Panel investigates forestry injuries, fatalities

Forestry bosses say a lack of trainers, harsh working conditions and safety gaps are contributing to workers being injured in the industry.

The Independent Forestry Safety Review panel met workers, contractors, forestry managers and owners in Balclutha yesterday following the release of its public consultation document.

The panel is investigating the factors behind the number of injuries and fatalities in the forestry sector. Since 2008, 28 workers have been injured and two killed on forest blocks in Southland.

Panel chairman George Adams said: "All parts of the industry have to work together to ensure the forest is a safe place to work. It is about workers being able to go home at the end of a working day, every day."

Last year was particularly dreadful with 10 people killed nationwide, he said.

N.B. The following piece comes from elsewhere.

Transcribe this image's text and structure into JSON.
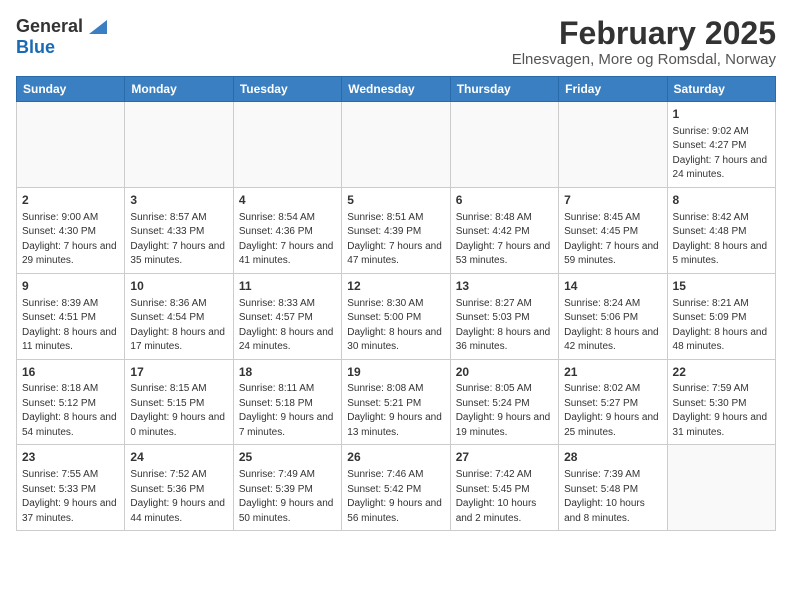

Safety gaps, harsh working conditions and training requirements were all highlighted in the review's consultation document.

About 40 owners, managers and contractors attended yesterday's meeting in Balclutha.

A shortage of the trainers and assessors needed to train forestry crews was raised more than once.

One participant said there was a need to have people assessing crews and closing them down if they did not meet standards, "if we want to stop people getting hurt".

Another said the value of a trained forestry worker was often overlooked.

Inserting standard health and safety requirements into contracts between forest owners or managers and logging contractors might also "weed out some of the cowboys", another suggested.

The panel will also hold meetings in Whangarei, Gisborne, Nelson, Christchurch and Rotorua.

The Southland Times